Think for yourself: how to minimize the Duck effect

We all make mistakes due to calculation errors, knowledge (insufficient), and foresight (deviation). The world is always full of epic classic mistakes, such as the landmark building of the Leaning Tower of Pisa-it was already crooked before the construction was completed. Just a few years ago, the French government spent 15 billion euros to buy 2,000 new trains, but then found that these trains were too long, and there were 1,200 stations within the border that could not be accommodated. Later, they had to invest additional funds to transform the stations. (Annotation: The incident occurred in 2014, and news reports said the train was "too wide" rather than too long.)

In daily life, we may make mistakes due to lack of experience or overestimation of our abilities. Errors are not negative, and we must not avoid them. Instead, we can turn errors into learning tools.

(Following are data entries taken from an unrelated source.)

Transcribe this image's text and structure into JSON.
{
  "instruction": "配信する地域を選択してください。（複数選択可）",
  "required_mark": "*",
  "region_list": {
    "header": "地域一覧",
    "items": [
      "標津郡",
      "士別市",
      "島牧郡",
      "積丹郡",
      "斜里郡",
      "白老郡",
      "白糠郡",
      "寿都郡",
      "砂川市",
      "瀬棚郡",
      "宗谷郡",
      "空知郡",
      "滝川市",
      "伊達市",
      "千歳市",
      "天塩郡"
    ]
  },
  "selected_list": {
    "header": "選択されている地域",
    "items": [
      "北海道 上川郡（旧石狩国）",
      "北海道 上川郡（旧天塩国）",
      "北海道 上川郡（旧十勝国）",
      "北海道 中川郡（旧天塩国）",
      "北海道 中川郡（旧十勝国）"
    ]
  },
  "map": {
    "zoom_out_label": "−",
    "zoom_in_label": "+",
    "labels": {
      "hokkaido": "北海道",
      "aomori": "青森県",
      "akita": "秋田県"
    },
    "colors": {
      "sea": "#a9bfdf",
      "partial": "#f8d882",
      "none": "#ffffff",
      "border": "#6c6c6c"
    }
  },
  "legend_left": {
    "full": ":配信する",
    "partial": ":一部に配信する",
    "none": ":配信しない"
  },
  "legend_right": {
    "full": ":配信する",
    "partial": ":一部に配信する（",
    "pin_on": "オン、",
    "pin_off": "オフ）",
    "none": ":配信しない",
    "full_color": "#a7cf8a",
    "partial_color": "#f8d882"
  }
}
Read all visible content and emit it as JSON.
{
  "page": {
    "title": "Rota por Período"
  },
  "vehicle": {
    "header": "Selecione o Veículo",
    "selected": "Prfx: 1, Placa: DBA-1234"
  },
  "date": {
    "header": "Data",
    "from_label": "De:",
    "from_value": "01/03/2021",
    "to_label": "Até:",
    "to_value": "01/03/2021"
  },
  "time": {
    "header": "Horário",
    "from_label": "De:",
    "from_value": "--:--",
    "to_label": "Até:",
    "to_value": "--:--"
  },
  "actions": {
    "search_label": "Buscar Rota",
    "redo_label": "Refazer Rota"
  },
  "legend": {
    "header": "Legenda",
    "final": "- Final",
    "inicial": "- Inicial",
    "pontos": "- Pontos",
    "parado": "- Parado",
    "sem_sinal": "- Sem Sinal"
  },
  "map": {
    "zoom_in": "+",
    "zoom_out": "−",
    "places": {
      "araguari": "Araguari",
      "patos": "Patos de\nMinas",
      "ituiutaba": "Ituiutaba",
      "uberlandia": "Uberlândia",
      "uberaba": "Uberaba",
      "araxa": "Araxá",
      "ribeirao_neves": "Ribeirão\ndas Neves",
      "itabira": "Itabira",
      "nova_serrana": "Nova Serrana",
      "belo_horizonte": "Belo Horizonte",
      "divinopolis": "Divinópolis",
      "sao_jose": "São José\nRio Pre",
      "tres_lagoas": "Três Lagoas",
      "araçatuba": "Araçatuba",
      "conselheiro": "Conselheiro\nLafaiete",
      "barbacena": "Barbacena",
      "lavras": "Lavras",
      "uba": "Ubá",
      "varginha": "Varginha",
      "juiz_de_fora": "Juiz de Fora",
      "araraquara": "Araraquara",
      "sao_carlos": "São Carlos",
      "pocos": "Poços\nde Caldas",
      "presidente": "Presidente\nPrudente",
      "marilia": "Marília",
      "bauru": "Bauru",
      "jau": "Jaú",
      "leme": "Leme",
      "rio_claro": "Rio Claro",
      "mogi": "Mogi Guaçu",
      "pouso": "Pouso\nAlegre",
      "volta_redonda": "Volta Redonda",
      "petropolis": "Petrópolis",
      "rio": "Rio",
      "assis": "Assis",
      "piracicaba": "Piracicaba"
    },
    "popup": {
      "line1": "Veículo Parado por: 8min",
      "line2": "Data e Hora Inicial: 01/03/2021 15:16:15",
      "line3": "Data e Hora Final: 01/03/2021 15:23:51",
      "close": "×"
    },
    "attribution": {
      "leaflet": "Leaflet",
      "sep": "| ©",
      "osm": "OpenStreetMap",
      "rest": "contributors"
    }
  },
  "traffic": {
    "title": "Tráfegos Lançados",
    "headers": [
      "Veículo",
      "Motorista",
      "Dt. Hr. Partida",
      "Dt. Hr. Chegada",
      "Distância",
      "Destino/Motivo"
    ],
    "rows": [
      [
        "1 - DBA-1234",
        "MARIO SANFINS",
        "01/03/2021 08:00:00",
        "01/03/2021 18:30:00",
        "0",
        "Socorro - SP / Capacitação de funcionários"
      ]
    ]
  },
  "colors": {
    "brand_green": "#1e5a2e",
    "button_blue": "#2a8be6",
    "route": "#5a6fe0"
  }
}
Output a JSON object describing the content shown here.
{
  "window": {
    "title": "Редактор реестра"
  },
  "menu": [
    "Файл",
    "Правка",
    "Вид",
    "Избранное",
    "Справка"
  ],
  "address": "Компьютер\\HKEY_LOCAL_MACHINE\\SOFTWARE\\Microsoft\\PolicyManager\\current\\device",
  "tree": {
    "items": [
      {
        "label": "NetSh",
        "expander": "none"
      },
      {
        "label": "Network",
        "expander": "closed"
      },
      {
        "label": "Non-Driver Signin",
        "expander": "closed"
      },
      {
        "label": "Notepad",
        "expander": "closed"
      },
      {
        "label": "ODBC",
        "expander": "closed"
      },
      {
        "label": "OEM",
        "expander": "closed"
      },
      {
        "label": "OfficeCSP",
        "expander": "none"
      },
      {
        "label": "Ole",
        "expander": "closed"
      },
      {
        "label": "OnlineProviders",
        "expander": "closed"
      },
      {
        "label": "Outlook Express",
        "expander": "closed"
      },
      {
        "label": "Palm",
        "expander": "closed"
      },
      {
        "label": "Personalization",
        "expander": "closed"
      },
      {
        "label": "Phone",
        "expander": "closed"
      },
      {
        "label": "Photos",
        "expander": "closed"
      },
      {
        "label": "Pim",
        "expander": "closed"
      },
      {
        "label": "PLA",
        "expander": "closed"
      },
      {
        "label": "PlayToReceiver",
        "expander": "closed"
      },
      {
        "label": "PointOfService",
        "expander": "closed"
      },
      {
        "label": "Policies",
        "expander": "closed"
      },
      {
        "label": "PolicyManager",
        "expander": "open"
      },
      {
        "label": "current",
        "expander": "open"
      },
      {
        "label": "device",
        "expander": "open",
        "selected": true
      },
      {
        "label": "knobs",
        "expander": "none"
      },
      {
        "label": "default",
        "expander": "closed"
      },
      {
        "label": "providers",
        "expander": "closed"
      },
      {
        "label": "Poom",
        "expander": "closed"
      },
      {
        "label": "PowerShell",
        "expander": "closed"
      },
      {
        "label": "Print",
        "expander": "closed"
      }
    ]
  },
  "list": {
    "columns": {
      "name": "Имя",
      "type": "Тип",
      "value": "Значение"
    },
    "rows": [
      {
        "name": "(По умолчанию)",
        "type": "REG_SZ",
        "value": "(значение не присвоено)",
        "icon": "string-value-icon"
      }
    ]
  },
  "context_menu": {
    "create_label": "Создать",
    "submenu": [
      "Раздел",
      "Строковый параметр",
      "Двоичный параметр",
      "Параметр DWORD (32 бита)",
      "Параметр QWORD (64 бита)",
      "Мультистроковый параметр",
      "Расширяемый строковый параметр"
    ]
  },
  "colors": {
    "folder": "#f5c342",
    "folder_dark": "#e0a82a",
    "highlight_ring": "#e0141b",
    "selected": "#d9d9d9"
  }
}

However, we must never trip over the same stone in succession, which is really discouraging.

We must pay attention to this kind of cognitive distortion, lack of ability and lack of self-criticism will not only bring wrong conclusions, but also make us make wrong decisions, and ultimately hurt ourselves.

That is to say, in some cases, the responsibility for "failures and mistakes" throughout our lives does not lie with others, or with bad luck, but with our assessment of ourselves.

To minimize the impact of the Duck effect and avoid becoming the kind of person who can boast about anything but actually know nothing about it, the following simple items are sufficient:

– At least know that there are such cognitive deviations

– Leave room for questioning, different ways of thinking and doing things

– When expressing your opinions, always respect others. No matter how confident you are in your opinion, do n’t force it on others

We must bear in mind that no one can know all subjects of the subject omnipotently. We all have limitations and ignore some facts. Therefore, a better way of life is to maintain humility and maintain a learning attitude.

What should I do if I do not admit that I have insufficient ability or ignorance?

Some people's comments are very sharp, especially when they don't know the subject of the discussion, and they depreciate others' views, which is particularly uncomfortable. Our first reaction to this is usually annoyance and anger. This reaction is completely understandable, but it is really useless. Instead, we must learn to remain calm. Remember, it will only hurt you if you give it energy or think it is important. (Remember that it can only hurt you what you give it power, what you consider important.) Of course, some people are not experts on a certain issue, and they do n’t even know what they are talking about, so their opinions should not be important.

If you don't want the dialogue to go beyond the scope, you can simply say: I have heard this from you, Thank you. If you really want to make this person aware of the limitations of their own statements, then all you can do is to help him / her improve their skills on this issue.

Avoid using phrases like "You don't know what you are talking about" or "You don't understand", because it will only make the other person feel very important (feels attached), generate a defensive stance, and reject your proposal. In fact, you may wish to make a new point. You can say: "I listened to what you said, and now it is assumed that the facts are not exactly developing like that." The goal is to allow this person to have an open attitude to different views and ways of doing things.

It can also be said that we do not understand much in some fields, and even feel ignorant, but this is not a bad thing. It is a rare opportunity to continue learning and growing.

No comments